• _Your assignment_:
Whenever a line below includes the word "JSON", copy that line.

• _Exercise inputs_:

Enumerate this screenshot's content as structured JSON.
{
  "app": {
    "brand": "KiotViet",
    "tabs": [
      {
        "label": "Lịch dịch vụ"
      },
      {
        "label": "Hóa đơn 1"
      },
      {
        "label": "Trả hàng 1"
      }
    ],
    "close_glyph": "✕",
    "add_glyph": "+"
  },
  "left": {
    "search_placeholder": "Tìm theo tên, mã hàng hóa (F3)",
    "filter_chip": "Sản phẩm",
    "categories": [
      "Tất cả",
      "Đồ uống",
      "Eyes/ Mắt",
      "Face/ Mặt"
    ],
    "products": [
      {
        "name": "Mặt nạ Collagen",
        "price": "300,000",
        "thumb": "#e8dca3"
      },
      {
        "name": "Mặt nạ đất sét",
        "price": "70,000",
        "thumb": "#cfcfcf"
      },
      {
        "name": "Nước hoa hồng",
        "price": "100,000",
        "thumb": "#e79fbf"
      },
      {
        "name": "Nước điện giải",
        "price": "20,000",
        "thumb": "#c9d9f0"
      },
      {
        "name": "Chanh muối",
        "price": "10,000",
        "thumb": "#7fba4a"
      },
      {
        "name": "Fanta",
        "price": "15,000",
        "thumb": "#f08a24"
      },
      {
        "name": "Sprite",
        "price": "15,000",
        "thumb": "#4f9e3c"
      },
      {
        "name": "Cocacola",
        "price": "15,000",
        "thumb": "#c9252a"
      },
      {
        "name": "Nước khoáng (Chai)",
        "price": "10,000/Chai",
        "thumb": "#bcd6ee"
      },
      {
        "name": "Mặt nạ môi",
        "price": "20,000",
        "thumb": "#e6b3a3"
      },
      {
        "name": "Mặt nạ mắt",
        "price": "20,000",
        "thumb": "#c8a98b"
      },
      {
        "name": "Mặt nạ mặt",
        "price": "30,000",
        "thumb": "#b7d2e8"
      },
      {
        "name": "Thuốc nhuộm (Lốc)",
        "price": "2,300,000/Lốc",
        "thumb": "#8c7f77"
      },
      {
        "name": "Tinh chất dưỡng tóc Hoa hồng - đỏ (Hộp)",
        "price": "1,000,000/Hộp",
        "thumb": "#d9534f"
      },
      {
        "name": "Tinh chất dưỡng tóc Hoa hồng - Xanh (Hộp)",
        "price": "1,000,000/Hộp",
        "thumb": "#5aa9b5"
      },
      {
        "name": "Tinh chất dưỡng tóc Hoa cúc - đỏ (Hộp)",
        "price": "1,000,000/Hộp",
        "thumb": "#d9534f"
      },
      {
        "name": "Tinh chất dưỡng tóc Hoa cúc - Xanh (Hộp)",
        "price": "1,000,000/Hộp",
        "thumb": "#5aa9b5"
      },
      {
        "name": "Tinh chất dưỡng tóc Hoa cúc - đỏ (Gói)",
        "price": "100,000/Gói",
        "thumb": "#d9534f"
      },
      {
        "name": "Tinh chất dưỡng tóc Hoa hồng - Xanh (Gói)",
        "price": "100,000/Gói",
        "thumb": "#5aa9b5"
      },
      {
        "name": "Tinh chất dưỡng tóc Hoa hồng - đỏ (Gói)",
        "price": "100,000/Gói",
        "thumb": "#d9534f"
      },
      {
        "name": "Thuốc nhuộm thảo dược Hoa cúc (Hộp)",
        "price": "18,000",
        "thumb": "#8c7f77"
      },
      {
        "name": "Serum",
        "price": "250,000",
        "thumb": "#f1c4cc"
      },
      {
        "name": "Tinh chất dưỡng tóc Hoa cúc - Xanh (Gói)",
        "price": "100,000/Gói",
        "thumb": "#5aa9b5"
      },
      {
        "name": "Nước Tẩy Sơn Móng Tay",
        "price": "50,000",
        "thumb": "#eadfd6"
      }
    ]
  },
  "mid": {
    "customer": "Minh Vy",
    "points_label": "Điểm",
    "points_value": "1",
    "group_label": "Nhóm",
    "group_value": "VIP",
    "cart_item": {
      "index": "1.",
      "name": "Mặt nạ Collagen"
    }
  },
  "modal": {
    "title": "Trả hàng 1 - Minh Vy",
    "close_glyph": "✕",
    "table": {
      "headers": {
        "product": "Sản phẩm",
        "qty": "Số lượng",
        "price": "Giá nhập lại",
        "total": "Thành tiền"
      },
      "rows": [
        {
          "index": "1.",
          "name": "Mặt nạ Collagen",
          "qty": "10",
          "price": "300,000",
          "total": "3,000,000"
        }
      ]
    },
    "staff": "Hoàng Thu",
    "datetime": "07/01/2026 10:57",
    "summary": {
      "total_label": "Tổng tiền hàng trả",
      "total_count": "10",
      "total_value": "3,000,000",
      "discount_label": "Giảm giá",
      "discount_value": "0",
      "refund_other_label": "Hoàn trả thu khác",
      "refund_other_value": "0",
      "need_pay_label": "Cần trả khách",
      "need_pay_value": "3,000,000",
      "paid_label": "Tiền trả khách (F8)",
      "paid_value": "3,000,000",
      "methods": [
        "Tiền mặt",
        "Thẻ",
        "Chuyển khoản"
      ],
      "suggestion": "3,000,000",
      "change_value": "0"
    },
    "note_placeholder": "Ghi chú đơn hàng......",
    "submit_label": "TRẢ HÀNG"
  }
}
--
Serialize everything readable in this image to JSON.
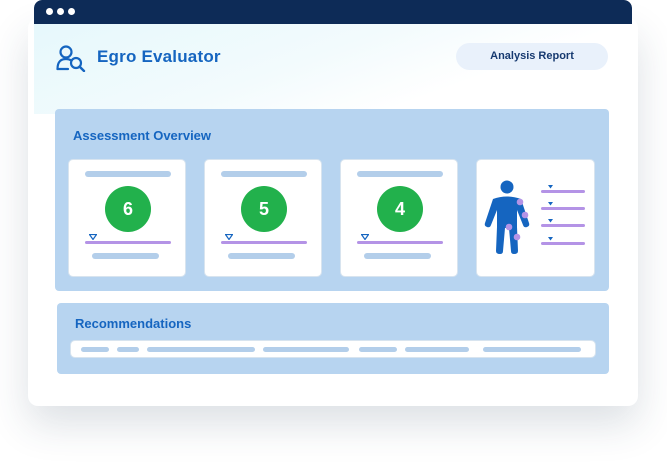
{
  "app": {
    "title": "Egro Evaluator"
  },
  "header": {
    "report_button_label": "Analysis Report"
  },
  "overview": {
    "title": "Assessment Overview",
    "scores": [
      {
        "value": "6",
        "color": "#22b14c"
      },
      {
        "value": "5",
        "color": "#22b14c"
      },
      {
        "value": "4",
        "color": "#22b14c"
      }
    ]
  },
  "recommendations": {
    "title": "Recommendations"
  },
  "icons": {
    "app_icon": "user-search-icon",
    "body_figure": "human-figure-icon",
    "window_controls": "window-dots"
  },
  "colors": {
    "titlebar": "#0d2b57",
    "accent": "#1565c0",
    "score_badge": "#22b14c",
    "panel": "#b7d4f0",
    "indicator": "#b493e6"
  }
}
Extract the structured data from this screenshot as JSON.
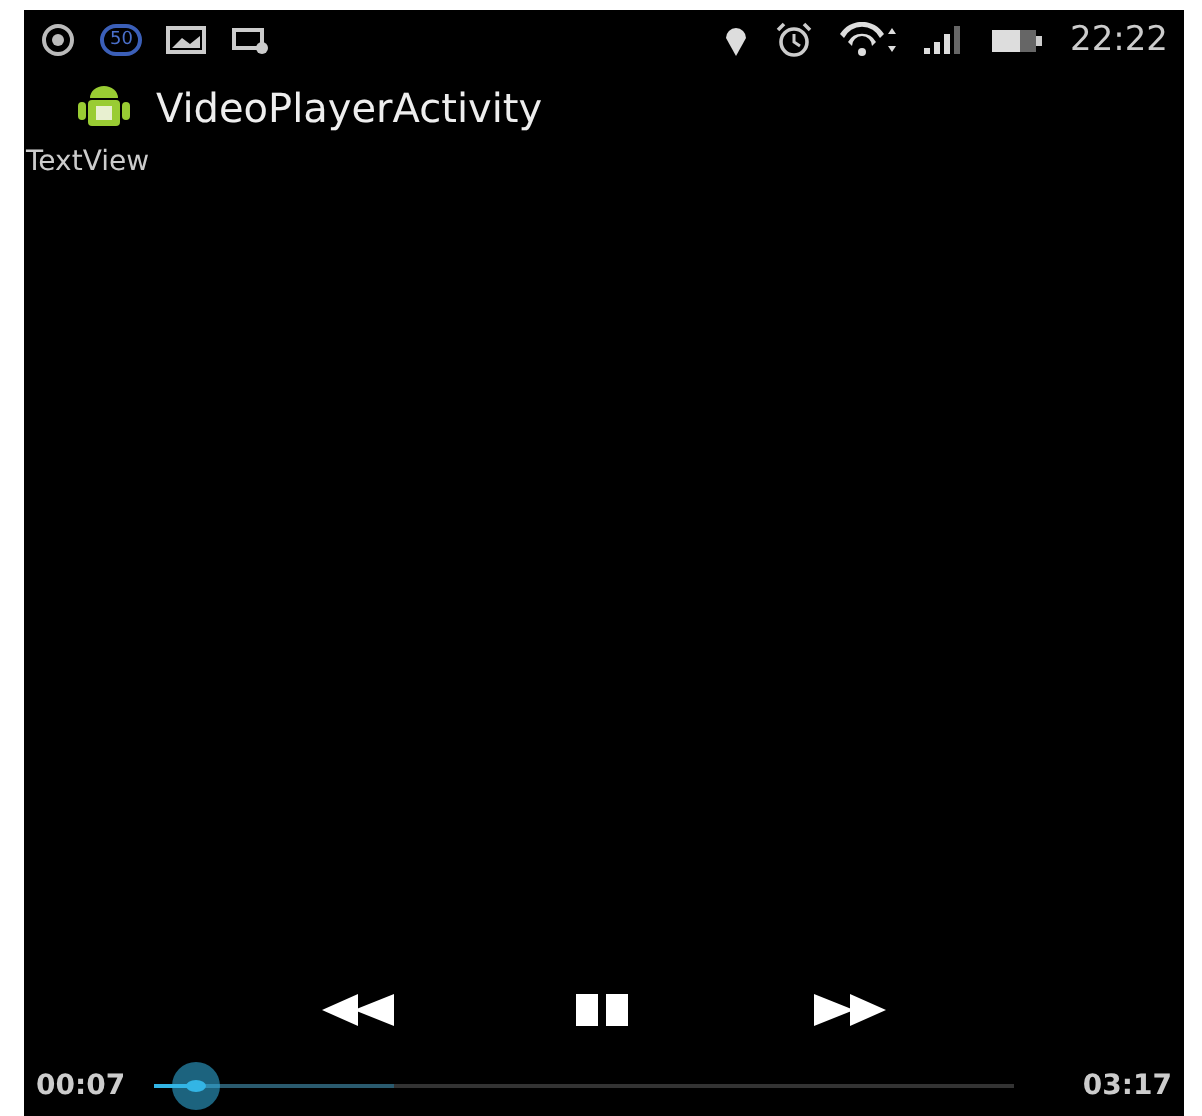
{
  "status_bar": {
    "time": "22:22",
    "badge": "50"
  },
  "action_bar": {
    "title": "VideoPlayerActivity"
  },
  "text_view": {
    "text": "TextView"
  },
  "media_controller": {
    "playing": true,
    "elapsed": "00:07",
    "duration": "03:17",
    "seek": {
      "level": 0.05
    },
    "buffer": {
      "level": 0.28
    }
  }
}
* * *
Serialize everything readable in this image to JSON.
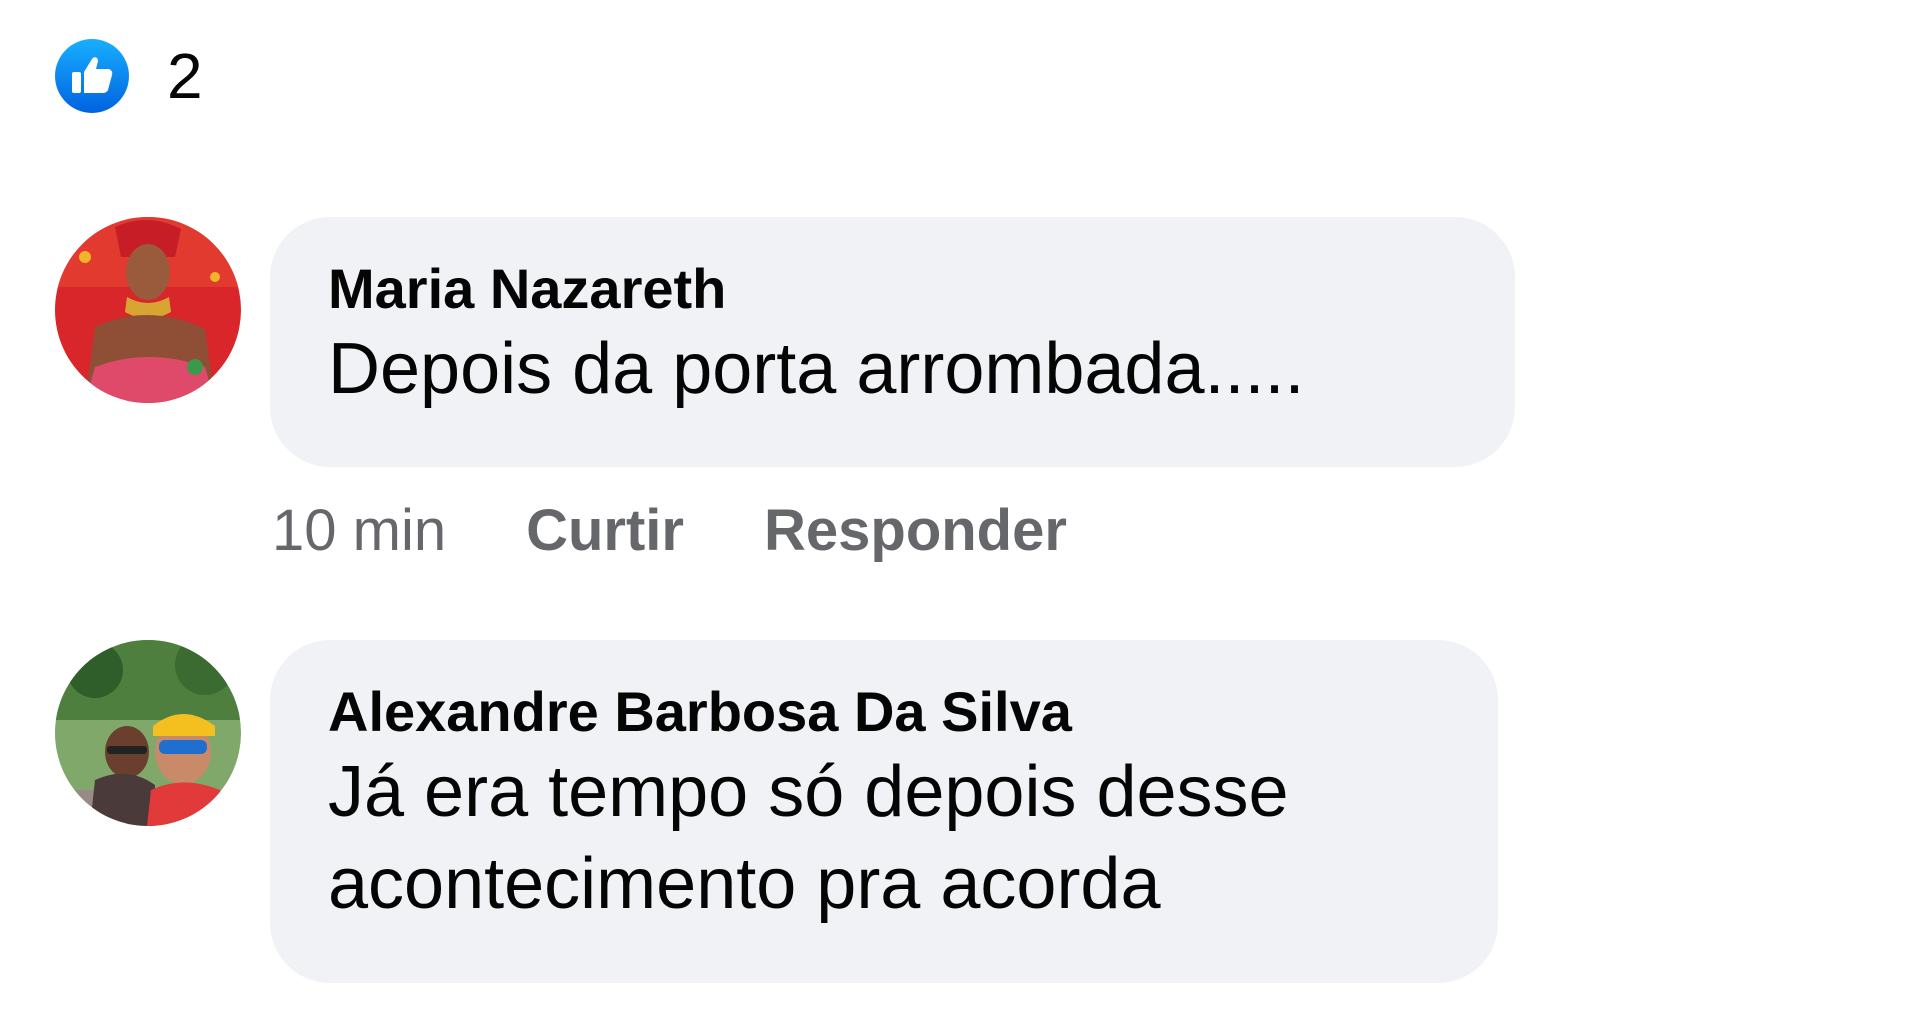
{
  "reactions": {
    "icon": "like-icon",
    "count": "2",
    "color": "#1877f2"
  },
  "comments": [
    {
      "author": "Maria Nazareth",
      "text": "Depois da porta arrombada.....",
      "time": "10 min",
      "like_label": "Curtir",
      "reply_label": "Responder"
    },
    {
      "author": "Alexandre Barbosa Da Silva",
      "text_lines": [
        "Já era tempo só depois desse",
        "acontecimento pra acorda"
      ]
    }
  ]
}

• _Answer below_:
Enumerate this screenshot's content as structured JSON.
Serialize everything readable in this image to JSON.
Extract the structured data from this screenshot as JSON.
Serialize everything readable in this image to JSON.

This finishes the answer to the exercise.